#### Dataset extract:
^^^^^^^^

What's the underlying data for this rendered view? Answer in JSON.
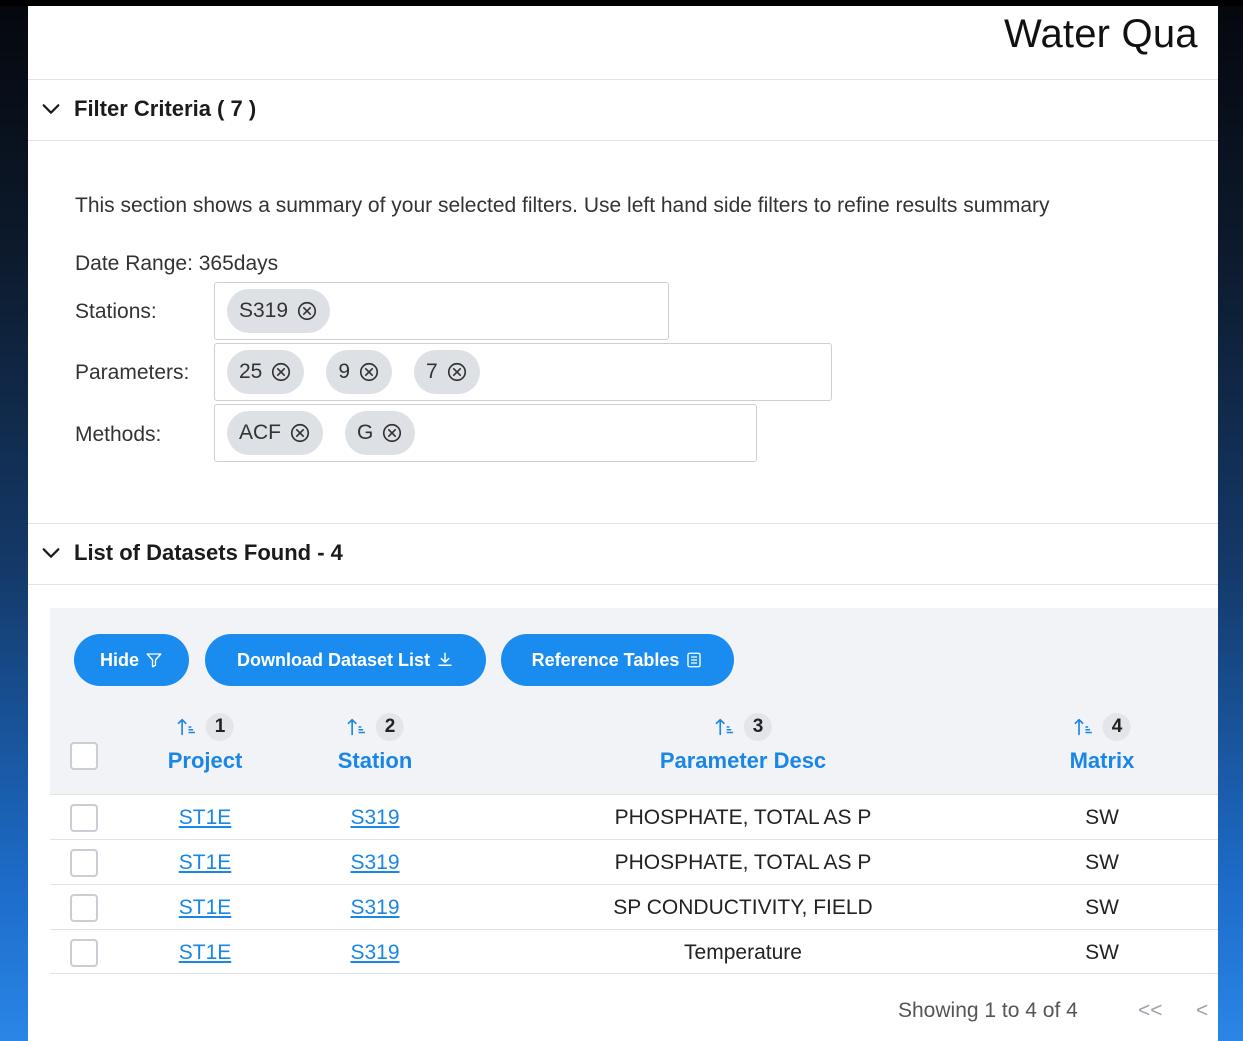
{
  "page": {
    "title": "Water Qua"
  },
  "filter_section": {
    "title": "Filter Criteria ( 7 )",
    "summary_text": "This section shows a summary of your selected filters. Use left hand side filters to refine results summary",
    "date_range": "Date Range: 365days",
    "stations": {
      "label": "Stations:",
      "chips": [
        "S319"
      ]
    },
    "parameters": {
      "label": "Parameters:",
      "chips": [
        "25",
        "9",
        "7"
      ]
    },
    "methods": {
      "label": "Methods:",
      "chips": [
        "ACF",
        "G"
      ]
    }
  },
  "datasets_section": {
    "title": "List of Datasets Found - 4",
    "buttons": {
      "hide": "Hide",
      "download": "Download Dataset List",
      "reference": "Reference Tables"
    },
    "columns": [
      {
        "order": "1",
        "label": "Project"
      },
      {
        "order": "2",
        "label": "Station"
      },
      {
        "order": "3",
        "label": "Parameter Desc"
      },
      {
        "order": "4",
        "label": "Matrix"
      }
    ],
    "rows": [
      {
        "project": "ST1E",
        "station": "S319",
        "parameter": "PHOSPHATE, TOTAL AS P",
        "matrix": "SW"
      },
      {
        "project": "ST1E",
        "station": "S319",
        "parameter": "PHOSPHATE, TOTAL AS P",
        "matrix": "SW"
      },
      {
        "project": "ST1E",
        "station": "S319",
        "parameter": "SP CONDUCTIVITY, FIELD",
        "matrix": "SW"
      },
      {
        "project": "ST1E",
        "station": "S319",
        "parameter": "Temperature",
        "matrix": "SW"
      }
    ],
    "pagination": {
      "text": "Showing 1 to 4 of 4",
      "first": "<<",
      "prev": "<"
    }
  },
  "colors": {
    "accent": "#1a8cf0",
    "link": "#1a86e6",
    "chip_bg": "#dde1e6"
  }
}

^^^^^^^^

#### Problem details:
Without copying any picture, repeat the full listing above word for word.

#### Exercise output:
What's the underlying data for this rendered view? Answer in JSON.
{
  "page": {
    "title": "Water Qua"
  },
  "filter_section": {
    "title": "Filter Criteria ( 7 )",
    "summary_text": "This section shows a summary of your selected filters. Use left hand side filters to refine results summary",
    "date_range": "Date Range: 365days",
    "stations": {
      "label": "Stations:",
      "chips": [
        "S319"
      ]
    },
    "parameters": {
      "label": "Parameters:",
      "chips": [
        "25",
        "9",
        "7"
      ]
    },
    "methods": {
      "label": "Methods:",
      "chips": [
        "ACF",
        "G"
      ]
    }
  },
  "datasets_section": {
    "title": "List of Datasets Found - 4",
    "buttons": {
      "hide": "Hide",
      "download": "Download Dataset List",
      "reference": "Reference Tables"
    },
    "columns": [
      {
        "order": "1",
        "label": "Project"
      },
      {
        "order": "2",
        "label": "Station"
      },
      {
        "order": "3",
        "label": "Parameter Desc"
      },
      {
        "order": "4",
        "label": "Matrix"
      }
    ],
    "rows": [
      {
        "project": "ST1E",
        "station": "S319",
        "parameter": "PHOSPHATE, TOTAL AS P",
        "matrix": "SW"
      },
      {
        "project": "ST1E",
        "station": "S319",
        "parameter": "PHOSPHATE, TOTAL AS P",
        "matrix": "SW"
      },
      {
        "project": "ST1E",
        "station": "S319",
        "parameter": "SP CONDUCTIVITY, FIELD",
        "matrix": "SW"
      },
      {
        "project": "ST1E",
        "station": "S319",
        "parameter": "Temperature",
        "matrix": "SW"
      }
    ],
    "pagination": {
      "text": "Showing 1 to 4 of 4",
      "first": "<<",
      "prev": "<"
    }
  },
  "colors": {
    "accent": "#1a8cf0",
    "link": "#1a86e6",
    "chip_bg": "#dde1e6"
  }
}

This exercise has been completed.